Task details. Where does the string "user" occur in the records below? Copy every line that holds it.

-- Opening Marker --

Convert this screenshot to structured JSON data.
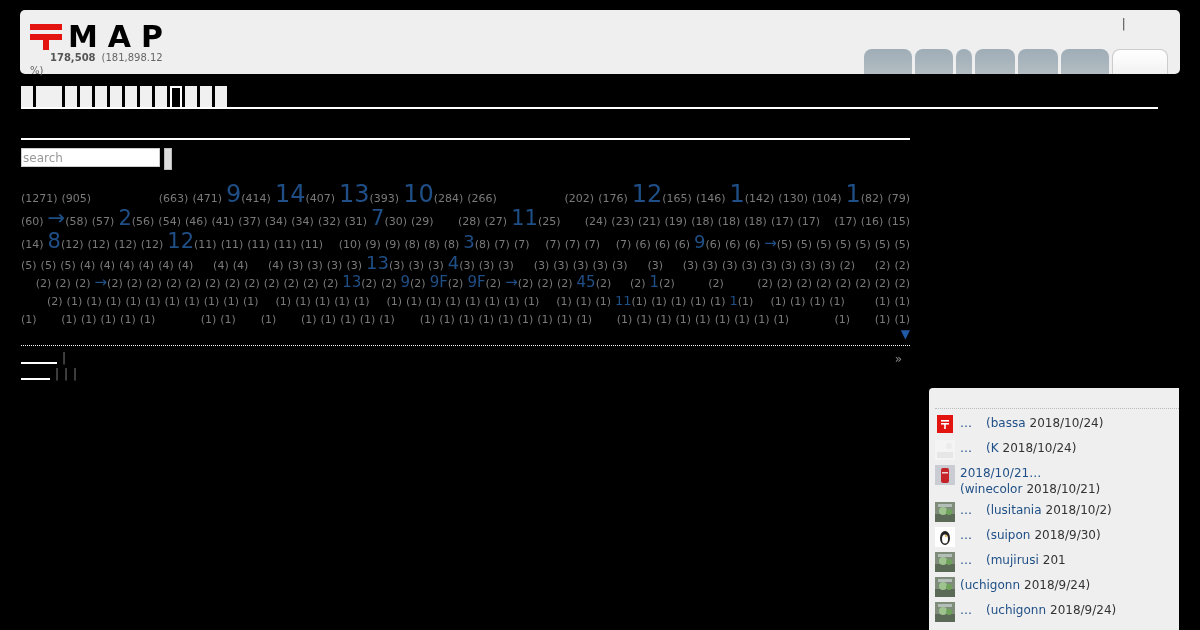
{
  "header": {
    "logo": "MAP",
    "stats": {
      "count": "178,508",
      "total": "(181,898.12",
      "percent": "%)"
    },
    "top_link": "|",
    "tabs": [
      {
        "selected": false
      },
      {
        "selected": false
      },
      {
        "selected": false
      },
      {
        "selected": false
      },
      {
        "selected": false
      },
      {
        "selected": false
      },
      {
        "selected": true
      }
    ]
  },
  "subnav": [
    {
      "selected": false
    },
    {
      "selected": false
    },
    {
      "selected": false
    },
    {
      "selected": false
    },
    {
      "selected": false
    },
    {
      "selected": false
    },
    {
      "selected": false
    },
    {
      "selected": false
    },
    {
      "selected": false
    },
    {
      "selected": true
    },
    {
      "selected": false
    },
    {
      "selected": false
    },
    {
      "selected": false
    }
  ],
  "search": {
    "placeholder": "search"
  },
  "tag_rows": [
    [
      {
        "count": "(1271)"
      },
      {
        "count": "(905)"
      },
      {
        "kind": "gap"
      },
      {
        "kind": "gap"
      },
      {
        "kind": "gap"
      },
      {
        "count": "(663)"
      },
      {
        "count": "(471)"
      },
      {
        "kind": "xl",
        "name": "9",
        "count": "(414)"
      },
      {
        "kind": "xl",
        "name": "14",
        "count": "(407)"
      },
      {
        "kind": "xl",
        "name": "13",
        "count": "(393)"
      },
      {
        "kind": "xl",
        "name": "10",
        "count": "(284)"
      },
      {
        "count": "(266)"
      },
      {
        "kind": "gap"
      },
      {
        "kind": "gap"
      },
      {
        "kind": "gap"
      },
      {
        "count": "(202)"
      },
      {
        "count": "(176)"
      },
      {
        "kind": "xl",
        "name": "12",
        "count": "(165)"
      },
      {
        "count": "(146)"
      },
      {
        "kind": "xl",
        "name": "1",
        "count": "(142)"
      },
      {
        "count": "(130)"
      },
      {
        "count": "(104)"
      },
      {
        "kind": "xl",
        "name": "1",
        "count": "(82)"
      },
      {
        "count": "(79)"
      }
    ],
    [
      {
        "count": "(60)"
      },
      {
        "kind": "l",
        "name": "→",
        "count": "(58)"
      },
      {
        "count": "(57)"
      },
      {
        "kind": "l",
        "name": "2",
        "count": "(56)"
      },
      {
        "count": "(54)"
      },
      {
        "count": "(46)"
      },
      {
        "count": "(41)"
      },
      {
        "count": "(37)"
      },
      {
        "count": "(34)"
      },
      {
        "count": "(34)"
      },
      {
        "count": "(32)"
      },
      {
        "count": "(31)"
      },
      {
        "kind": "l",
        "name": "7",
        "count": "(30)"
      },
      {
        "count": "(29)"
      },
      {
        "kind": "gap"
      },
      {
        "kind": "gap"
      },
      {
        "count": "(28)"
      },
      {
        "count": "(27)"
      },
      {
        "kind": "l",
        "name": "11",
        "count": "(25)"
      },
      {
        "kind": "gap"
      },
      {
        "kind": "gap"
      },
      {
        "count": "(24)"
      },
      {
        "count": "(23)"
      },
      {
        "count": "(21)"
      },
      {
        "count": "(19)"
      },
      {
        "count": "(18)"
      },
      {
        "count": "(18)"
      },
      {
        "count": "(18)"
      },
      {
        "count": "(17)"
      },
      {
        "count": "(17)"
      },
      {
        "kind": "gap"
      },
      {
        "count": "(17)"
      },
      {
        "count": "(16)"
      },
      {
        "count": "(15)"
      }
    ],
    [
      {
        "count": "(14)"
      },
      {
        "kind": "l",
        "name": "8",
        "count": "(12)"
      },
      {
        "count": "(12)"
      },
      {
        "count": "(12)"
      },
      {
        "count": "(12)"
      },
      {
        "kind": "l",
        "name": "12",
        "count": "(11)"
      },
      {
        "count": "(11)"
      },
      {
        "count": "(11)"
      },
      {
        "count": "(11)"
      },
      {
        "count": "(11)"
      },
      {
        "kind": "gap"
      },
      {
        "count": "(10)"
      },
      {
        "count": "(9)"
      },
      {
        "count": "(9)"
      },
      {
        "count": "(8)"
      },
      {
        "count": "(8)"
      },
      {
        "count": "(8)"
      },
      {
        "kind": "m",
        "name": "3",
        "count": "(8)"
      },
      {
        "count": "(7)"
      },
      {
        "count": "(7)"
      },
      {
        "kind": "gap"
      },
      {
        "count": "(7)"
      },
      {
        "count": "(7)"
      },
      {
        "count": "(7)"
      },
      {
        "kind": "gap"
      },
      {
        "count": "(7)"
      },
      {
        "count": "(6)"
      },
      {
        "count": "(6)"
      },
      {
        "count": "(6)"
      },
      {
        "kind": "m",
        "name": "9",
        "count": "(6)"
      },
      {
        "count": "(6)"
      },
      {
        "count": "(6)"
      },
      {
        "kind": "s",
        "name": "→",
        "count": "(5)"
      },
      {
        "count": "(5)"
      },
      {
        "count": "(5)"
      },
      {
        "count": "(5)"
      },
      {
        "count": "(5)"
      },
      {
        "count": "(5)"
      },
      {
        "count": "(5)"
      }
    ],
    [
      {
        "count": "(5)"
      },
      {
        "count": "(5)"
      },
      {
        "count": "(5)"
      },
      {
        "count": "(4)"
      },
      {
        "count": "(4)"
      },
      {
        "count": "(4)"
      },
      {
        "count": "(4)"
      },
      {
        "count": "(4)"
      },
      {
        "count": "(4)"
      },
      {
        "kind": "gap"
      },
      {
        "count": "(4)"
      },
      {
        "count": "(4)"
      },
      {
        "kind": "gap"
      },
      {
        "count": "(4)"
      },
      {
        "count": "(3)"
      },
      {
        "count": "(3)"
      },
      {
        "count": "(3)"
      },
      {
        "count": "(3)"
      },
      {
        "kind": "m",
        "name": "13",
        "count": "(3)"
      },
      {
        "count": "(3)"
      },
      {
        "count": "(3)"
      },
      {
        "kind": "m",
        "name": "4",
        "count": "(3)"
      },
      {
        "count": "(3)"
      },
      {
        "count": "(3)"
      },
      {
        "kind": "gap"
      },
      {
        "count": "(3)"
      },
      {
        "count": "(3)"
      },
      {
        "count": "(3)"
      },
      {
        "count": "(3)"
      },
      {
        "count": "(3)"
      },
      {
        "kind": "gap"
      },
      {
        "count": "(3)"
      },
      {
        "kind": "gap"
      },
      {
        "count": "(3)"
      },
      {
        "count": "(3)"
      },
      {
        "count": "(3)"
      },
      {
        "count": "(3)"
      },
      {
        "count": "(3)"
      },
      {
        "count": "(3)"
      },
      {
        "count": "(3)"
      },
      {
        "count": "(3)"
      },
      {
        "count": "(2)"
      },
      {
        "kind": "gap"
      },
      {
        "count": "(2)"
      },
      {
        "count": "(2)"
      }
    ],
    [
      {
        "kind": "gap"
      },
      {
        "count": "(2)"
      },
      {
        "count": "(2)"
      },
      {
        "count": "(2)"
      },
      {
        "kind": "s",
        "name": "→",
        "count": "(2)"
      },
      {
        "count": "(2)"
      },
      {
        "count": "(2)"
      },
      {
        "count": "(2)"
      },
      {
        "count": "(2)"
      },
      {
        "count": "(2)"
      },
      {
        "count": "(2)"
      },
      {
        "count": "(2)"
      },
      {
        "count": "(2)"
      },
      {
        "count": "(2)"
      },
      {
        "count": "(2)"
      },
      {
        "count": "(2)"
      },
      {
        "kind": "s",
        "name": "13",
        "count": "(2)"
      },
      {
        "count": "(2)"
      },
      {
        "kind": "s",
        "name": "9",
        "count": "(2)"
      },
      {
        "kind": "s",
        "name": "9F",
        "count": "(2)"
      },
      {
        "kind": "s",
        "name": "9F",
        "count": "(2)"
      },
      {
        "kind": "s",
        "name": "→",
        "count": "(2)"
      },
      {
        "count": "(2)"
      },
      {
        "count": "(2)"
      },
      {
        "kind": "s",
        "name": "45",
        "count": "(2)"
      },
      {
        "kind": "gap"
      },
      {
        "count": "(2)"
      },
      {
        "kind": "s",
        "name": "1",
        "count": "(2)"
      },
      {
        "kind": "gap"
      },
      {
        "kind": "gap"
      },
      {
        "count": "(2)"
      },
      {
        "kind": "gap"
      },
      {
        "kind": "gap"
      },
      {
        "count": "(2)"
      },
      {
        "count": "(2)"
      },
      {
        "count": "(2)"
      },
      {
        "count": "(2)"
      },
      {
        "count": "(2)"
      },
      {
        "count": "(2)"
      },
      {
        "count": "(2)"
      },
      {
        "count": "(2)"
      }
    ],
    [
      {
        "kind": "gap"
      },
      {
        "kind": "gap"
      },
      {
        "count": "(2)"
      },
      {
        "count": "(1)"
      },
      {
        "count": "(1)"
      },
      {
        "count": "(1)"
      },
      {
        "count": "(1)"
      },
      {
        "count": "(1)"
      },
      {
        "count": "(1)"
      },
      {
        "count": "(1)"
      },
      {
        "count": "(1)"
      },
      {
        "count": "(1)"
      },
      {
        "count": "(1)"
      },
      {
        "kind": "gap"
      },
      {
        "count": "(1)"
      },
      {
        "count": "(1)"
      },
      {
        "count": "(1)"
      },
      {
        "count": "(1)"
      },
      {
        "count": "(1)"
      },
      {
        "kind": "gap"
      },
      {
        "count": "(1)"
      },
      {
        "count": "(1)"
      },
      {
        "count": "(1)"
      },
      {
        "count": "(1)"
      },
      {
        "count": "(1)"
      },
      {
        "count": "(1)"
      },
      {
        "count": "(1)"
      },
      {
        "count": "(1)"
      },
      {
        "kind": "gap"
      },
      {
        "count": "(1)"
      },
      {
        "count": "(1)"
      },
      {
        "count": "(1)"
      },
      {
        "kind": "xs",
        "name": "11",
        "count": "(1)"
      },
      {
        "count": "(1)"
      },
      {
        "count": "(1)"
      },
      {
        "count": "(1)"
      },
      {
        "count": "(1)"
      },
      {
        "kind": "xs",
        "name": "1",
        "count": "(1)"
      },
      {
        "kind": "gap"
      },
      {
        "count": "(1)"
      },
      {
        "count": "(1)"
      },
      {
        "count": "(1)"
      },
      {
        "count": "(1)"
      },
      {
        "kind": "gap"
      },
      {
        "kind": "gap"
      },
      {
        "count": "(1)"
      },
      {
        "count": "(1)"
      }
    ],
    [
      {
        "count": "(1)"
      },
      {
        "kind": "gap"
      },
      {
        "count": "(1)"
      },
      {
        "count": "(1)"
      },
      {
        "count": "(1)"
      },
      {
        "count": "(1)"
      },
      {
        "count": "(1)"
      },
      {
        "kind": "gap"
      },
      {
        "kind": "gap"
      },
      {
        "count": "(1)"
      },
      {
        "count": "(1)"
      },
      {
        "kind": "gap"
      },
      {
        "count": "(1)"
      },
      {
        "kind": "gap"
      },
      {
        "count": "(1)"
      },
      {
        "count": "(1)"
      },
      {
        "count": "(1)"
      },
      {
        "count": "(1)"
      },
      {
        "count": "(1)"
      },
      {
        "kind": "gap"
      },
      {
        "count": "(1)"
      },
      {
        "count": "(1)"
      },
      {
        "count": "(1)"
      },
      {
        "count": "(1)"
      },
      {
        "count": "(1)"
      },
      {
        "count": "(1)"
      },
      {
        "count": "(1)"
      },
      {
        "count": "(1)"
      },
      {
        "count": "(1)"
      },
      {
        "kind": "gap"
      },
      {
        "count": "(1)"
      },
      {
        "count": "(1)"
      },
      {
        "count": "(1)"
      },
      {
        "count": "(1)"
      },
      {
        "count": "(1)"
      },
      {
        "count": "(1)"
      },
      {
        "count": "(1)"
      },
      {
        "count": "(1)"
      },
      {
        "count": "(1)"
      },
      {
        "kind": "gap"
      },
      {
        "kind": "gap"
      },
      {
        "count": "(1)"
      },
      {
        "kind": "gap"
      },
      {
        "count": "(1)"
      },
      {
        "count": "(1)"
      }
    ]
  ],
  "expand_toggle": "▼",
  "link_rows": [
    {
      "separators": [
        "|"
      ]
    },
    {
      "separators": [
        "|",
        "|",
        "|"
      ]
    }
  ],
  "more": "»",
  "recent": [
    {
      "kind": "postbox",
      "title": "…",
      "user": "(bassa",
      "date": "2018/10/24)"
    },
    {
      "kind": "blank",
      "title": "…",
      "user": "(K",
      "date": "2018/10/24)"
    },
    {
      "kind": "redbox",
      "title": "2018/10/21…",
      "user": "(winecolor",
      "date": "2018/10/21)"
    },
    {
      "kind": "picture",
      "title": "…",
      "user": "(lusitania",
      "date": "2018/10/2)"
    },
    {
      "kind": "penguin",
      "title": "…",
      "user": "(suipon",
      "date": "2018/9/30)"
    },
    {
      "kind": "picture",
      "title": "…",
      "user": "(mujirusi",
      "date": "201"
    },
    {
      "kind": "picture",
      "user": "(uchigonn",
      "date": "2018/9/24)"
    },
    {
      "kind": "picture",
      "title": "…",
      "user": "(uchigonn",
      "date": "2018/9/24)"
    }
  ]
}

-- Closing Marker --

Problem solution.
      "user": "(bassa",
      "user": "(K",
      "user": "(winecolor",
      "user": "(lusitania",
      "user": "(suipon",
      "user": "(mujirusi",
      "user": "(uchigonn",
      "user": "(uchigonn",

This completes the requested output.